  10. Tamakoshi M, Yaoi T, Oshima T, Yamagishi A: An efficient gene replacement and deletion system for an extreme thermophile, Thermus thermophilus. FEMS Microbiol Lett. 1999, 173: 431-437. 10.1016/S0378-1097(99)00101-9View ArticleGoogle Scholar
  11. Nelson KE: The future of microbial genomics. Environ Microbiol. 2003, 5: 1223-1225.View ArticleGoogle Scholar
  12. Pantazaki AA, Tambaka MG, Langlois V, Guerin P, Kyriakidis DA: Polyhydroxyalkanoate (PHA) biosynthesis in Thermus thermophilus: Purification and biochemical properties of PHA synthase. Mol Cell Biochem. 2003, 254: 173-183. 10.1023/A:1027373100955View ArticleGoogle Scholar
  13. Pantazaki AA, Anagnostopoulos CG, Lioliou EE, Kyriakidis DA: Characterization of ornithine decarboxylase and regulation by its antizyme in Thermus thermophilus. Mol Cell Biochem. 1999, 195: 55-64. 10.1023/A:1006984618465View ArticleGoogle Scholar
  14. Canellakis ES, Paterakis AA, Huang S-C, Panagiotidis CA, Kyriakidis DA: Identification, cloning, and nucleotide sequencing of the ornithine decarboxylase antizyme gene of Escherichia coli. Proc Natl Acad Sci USA. 1993, 90: 7129-7133.View ArticleGoogle Scholar
  15. Jenkins LS, Nunn WD: Regulation of the ato operon by the atoC gene in Escherichia coli. J Bacteriol. 1987, 169: 2096-2102.Google Scholar
  16. Lioliou EE: Polyamine biosynthesis regulation and metabolic control of a two-component signal transduction system. PhD Thesis. 2003, Aristotle University of Thessaloniki, Chemistry DepartmentGoogle Scholar
  17. Gupta RS: The natural evolutionary relationships among prokaryotes. Crit Rev Microbiol. 2000, 26: 111-31.View ArticleGoogle Scholar
  18. Castan P, Zafra O, Moreno R, de Pedro MA, Vallis C, Cava F, Caro E, Schwarz H, Berenguer J: The periplasmic space in Thermus thermophilus: evidence from a regulation-defective S-layer mutant overexpressing an alkaline phosphatase. Extremophiles. 2002, 6: 225-232. 10.1007/s00792-001-0246-3View ArticleGoogle Scholar
  19. van der Meer JR, Sentchilo V: Genomic islands and the evolution of catabolic pathways in bacteria. Curr Opin Biotechnol. 2003, 14: 248-254. 10.1016/S0958-1669(03)00058-2View ArticleGoogle Scholar

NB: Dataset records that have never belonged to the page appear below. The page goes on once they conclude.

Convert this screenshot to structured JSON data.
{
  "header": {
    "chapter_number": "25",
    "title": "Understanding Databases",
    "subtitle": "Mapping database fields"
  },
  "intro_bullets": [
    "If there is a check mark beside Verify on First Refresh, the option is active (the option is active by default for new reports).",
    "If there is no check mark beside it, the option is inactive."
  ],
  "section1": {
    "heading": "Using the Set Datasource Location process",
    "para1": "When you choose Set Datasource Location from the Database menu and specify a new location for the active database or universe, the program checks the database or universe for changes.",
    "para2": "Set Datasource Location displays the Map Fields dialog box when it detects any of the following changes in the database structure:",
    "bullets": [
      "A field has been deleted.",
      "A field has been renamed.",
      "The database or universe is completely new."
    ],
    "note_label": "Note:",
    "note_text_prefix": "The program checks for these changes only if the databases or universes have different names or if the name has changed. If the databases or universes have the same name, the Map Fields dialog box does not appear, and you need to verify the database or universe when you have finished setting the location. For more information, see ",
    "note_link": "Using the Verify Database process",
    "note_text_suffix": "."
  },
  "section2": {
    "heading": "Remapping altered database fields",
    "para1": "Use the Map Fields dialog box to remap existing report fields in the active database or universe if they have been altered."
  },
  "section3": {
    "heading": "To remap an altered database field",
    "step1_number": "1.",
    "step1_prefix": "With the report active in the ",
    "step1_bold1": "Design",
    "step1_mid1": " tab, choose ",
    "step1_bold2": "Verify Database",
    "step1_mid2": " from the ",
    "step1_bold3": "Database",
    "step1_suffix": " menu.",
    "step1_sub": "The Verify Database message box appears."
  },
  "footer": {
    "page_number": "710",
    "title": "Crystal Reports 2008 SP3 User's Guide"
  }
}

Copyright

© Lioliou et al; licensee BioMed Central Ltd. 2004

This article is published under license to BioMed Central Ltd. This is an Open Access article: verbatim copying and redistribution of this article are permitted in all media for any purpose, provided this notice is preserved along with the article's original URL.

Advertisement